Colleges and libraries
St John’s College is the third largest college of the University of Cambridge and is located on the site of a 13th century monastic hospital of St John. The college was founded by Lady Margaret Beaufort, mother of King Henry VII, and dates from 1511. It is her arms that are carved on the enormous Great Gate; the arms include yales – mythical beasts with elephants’ tails, antelopes’ bodies, goats’ heads and horns that swivel from back to front. Wander through the various courts – many buildings date from the Tudor period. Significant features include the chapel, Bridge of Sighs and New Court. Alumni are known as ‘Johnians’. Famous ones include Lord Palmerston, William Wilberforce, William Wordsworth, Douglas Adams, Fred Sanger, Hugh Dennis, Derek Jacobi, Rob Andrew and Mike Brierley.
St John's College was founded in 1555 by the Master of the Merchant Taylors' Company in London, Sir Thomas White, using the premises of St Bernard's College, itself founded in 1437 by Henry Chichele, Archbishop of Canterbury, for Cistercian monks studying at Oxford University. The Cistercian college was suppressed in 1536. St John's was the first Oxford college to be founded by a merchant. Alumni include Archbishop Laud, Jane Austen's father, A E Housman, Robert Graves, Kingsley Amis, Philip Larkin and former Prime Minister, Tony Blair.
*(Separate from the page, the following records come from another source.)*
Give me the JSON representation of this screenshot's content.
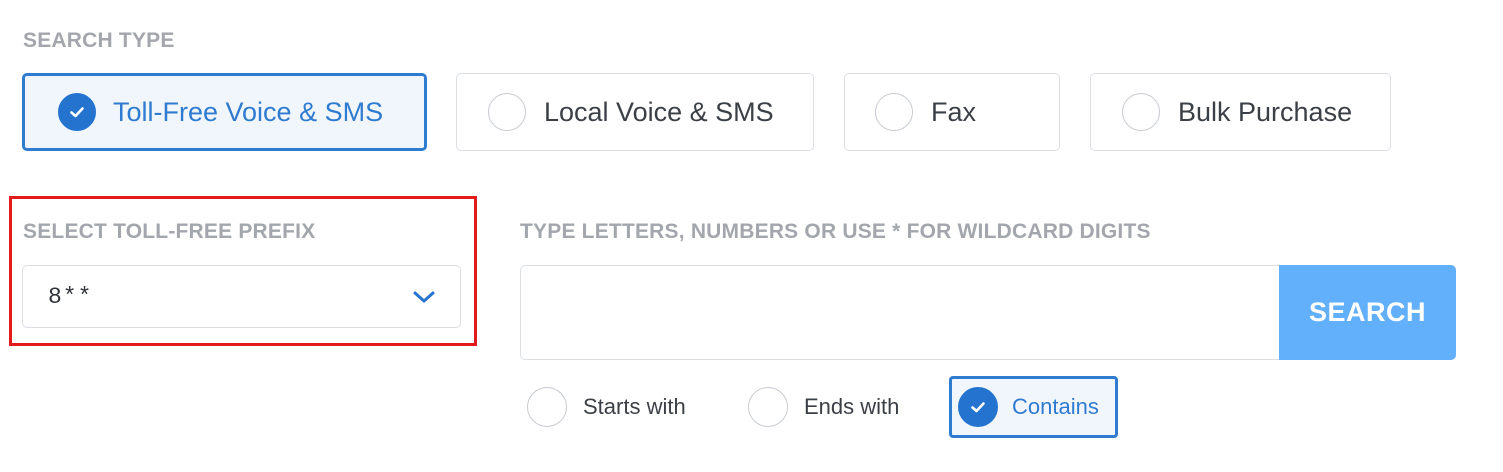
{
  "search_type": {
    "label": "SEARCH TYPE",
    "options": [
      {
        "label": "Toll-Free Voice & SMS",
        "selected": true
      },
      {
        "label": "Local Voice & SMS",
        "selected": false
      },
      {
        "label": "Fax",
        "selected": false
      },
      {
        "label": "Bulk Purchase",
        "selected": false
      }
    ]
  },
  "prefix": {
    "label": "SELECT TOLL-FREE PREFIX",
    "value": "8**"
  },
  "pattern": {
    "label": "TYPE LETTERS, NUMBERS OR USE * FOR WILDCARD DIGITS",
    "input_value": "",
    "search_button_label": "SEARCH"
  },
  "match_mode": {
    "options": [
      {
        "label": "Starts with",
        "selected": false
      },
      {
        "label": "Ends with",
        "selected": false
      },
      {
        "label": "Contains",
        "selected": true
      }
    ]
  },
  "colors": {
    "accent": "#2f7bd0",
    "search_button": "#62b0fb",
    "highlight": "#e31b1b",
    "label_gray": "#a3a6ad"
  }
}
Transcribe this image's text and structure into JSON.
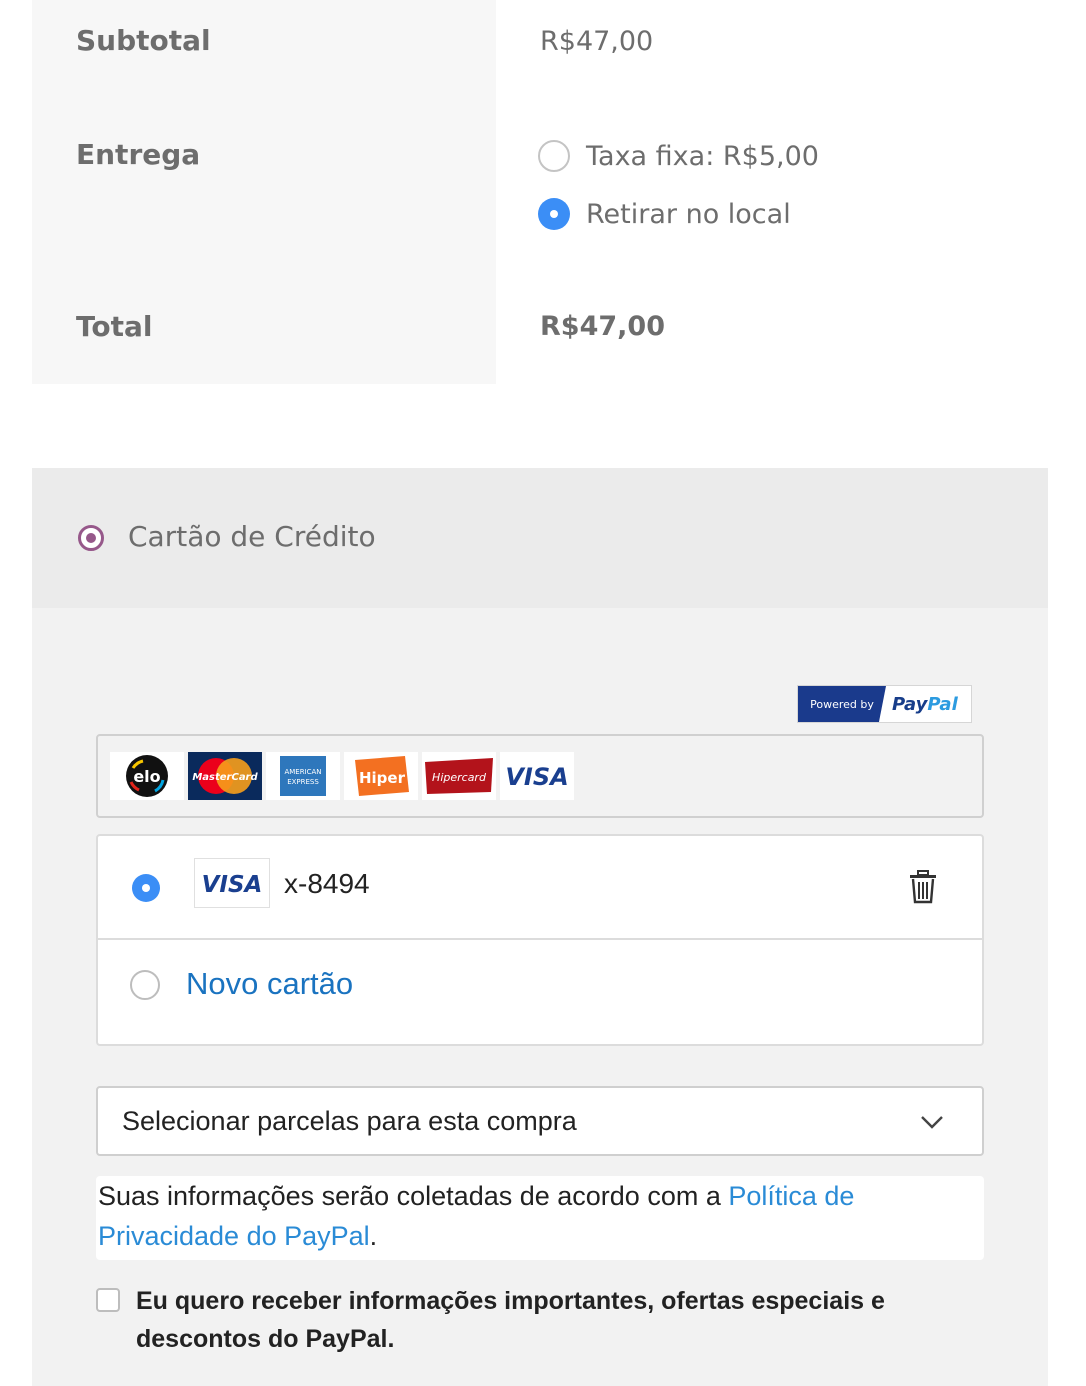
{
  "totals": {
    "subtotal_label": "Subtotal",
    "subtotal_value": "R$47,00",
    "shipping_label": "Entrega",
    "shipping_options": [
      {
        "label": "Taxa fixa: R$5,00",
        "selected": false
      },
      {
        "label": "Retirar no local",
        "selected": true
      }
    ],
    "total_label": "Total",
    "total_value": "R$47,00"
  },
  "payment": {
    "method_title": "Cartão de Crédito",
    "powered_by": "Powered by",
    "paypal_pay": "Pay",
    "paypal_pal": "Pal",
    "brands": [
      "elo",
      "mastercard",
      "american-express",
      "hiper",
      "hipercard",
      "visa"
    ],
    "brand_texts": {
      "elo": "elo",
      "mastercard": "MasterCard",
      "amex": "AMERICAN EXPRESS",
      "hiper": "Hiper",
      "hipercard": "Hipercard",
      "visa": "VISA"
    },
    "saved_card": {
      "brand": "VISA",
      "number": "x-8494",
      "selected": true
    },
    "new_card_label": "Novo cartão",
    "installments_placeholder": "Selecionar parcelas para esta compra",
    "privacy_text": "Suas informações serão coletadas de acordo com a ",
    "privacy_link": "Política de Privacidade do PayPal",
    "privacy_end": ".",
    "optin_text": "Eu quero receber informações importantes, ofertas especiais e descontos do PayPal.",
    "optin_checked": false
  },
  "colors": {
    "accent_radio": "#3b8ef6",
    "woo_purple": "#96588a",
    "link_blue": "#1a73c0"
  }
}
The buildings date from the 15th century. The Chapel was originally consecrated in 1530. The Library dates from the 16th century and holds over 200 medieval manuscripts, 20,000 books printed before 1850, several Middle Eastern manuscripts dating back to the 14th century, 200 modern manuscripts, and important collections of papers and books owned by figures such as Robert Graves, A E Housman and Spike Milligan.
Parts of the college are open to the public at particular times. Check the college website for details.
Trinity College was founded by Henry VIII in 1546, combining two earlier colleges, Michaelhouse and King’s Hall, and has the largest court in Oxbridge. Michaelhouse had existed since 1324; King’s Hall had been established by Edward II in 1317 and refounded by Edward III in 1337. Trinity’s flag, flown on special occasions, has as its design the royal standard of Edward III. The oldest parts of the college are medieval, including the range behind the Clock Tower. The Great Gate was built at the beginning of the 16th century. The 17th century Wren Library, designed by Sir Christopher Wren, contains treasures that include 8th century copy of the Epistles of St Paul, works by Isaac Newton and the manuscript of Winnie the Pooh.
Famous alumni include Francis Bacon, John Dryden, Isaac Newton, Lord Byron, Alfred Tennyson, Earl Grey, Ernest Rutherford, Vaughn Williams, G M Trevelyan, Bertrand Russell, Ludwig Wittgenstein, AA Milne, Kim Philby, Guy Burgess, Anthony Blunt, Jawaharlal Nehru, Nicholas Monsarrat Antony Gormley, Eddie Redmayne and Prince Charles.